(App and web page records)
· · · · · · ·

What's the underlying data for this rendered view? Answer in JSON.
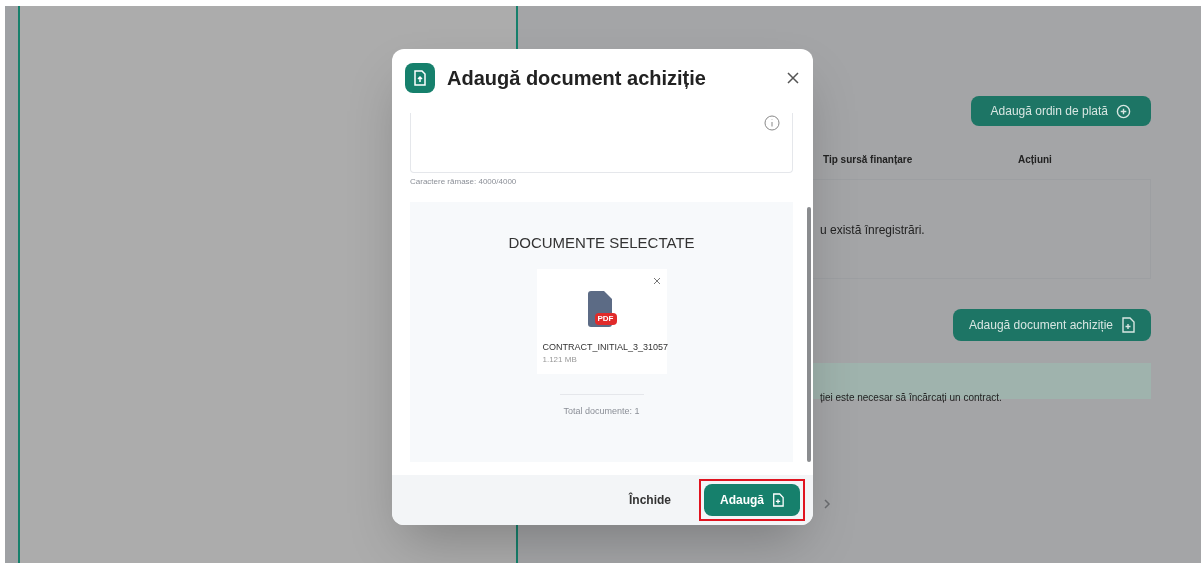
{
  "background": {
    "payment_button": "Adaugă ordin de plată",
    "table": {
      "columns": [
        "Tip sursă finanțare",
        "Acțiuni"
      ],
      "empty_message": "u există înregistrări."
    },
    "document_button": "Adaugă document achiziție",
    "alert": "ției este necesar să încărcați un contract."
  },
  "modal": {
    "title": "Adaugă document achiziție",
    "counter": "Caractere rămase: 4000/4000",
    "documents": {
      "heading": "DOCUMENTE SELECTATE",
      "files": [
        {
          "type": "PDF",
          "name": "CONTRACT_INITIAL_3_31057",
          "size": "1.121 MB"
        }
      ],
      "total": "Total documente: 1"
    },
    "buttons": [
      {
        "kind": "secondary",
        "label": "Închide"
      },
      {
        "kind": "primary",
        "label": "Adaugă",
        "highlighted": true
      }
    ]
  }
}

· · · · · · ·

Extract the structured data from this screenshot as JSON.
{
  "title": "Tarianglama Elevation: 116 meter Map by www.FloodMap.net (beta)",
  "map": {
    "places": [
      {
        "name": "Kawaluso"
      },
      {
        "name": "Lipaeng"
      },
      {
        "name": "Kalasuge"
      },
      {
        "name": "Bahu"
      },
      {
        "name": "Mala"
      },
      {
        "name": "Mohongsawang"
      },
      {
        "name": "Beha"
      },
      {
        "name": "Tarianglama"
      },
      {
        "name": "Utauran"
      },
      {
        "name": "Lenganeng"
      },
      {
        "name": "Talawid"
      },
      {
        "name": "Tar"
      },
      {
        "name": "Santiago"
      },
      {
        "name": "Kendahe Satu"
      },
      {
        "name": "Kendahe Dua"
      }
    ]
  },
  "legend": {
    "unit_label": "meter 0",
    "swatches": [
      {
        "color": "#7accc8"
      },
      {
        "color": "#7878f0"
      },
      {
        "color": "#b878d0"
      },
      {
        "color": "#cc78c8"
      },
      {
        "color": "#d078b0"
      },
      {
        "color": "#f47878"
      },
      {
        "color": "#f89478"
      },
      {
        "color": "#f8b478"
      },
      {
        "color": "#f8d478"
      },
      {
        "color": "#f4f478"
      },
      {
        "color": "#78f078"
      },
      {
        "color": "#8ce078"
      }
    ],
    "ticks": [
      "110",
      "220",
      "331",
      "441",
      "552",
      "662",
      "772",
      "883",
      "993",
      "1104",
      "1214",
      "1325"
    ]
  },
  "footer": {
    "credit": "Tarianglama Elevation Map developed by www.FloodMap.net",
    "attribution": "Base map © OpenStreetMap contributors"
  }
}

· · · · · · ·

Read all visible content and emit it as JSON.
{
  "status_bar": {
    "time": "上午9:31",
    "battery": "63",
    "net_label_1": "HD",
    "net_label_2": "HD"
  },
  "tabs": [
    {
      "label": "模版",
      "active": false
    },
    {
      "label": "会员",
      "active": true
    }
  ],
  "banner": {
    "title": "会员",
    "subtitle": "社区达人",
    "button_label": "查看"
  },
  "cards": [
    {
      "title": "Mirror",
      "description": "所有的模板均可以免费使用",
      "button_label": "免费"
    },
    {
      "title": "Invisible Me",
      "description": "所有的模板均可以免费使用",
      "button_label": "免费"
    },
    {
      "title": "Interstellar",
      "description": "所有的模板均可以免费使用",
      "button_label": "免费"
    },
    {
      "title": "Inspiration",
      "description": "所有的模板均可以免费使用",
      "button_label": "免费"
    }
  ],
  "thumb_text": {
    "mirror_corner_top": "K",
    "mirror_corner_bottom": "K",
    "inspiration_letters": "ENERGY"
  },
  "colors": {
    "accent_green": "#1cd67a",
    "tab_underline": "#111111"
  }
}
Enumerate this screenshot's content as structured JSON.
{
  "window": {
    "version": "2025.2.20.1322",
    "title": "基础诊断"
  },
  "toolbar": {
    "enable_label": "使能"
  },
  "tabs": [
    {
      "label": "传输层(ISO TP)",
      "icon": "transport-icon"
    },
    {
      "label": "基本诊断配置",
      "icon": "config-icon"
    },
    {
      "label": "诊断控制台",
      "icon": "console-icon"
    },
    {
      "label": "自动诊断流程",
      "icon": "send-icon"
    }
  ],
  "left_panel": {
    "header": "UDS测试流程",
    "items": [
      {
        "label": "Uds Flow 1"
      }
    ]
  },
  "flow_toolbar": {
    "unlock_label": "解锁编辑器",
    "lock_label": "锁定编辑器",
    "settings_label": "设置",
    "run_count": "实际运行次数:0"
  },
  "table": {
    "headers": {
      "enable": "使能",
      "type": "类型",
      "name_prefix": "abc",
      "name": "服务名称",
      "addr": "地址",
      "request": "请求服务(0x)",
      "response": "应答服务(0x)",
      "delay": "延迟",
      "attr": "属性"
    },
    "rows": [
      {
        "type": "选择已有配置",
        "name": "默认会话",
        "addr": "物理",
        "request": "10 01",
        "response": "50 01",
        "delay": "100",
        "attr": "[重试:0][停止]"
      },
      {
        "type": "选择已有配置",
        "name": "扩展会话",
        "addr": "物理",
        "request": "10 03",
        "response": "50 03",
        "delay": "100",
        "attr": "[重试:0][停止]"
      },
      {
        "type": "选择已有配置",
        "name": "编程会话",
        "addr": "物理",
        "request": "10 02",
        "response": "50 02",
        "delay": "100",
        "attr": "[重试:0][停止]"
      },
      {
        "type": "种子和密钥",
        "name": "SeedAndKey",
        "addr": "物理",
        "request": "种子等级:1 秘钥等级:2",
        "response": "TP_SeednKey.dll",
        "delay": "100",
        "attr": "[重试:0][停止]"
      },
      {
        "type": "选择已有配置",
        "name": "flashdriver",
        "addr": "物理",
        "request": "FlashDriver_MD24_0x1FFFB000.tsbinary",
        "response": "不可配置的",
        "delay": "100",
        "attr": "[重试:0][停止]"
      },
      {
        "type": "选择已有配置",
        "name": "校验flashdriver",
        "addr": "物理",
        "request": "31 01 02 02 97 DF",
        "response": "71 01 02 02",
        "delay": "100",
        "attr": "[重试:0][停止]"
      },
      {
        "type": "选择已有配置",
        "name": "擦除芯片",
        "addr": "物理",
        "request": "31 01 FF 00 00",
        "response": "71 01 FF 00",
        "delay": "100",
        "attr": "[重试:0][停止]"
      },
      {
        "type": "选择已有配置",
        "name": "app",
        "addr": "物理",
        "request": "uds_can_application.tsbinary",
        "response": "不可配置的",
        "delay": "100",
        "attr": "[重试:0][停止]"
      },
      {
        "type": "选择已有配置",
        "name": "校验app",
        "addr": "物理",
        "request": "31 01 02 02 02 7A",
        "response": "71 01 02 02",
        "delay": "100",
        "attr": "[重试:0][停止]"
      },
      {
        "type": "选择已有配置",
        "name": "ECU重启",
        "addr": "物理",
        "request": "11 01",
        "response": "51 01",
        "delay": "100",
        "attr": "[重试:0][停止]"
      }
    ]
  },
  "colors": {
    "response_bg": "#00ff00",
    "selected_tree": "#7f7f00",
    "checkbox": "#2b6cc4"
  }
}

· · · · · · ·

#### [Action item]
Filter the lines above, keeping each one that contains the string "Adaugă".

#### [Answer section]
    "payment_button": "Adaugă ordin de plată",
    "document_button": "Adaugă document achiziție",
    "title": "Adaugă document achiziție",
        "label": "Adaugă",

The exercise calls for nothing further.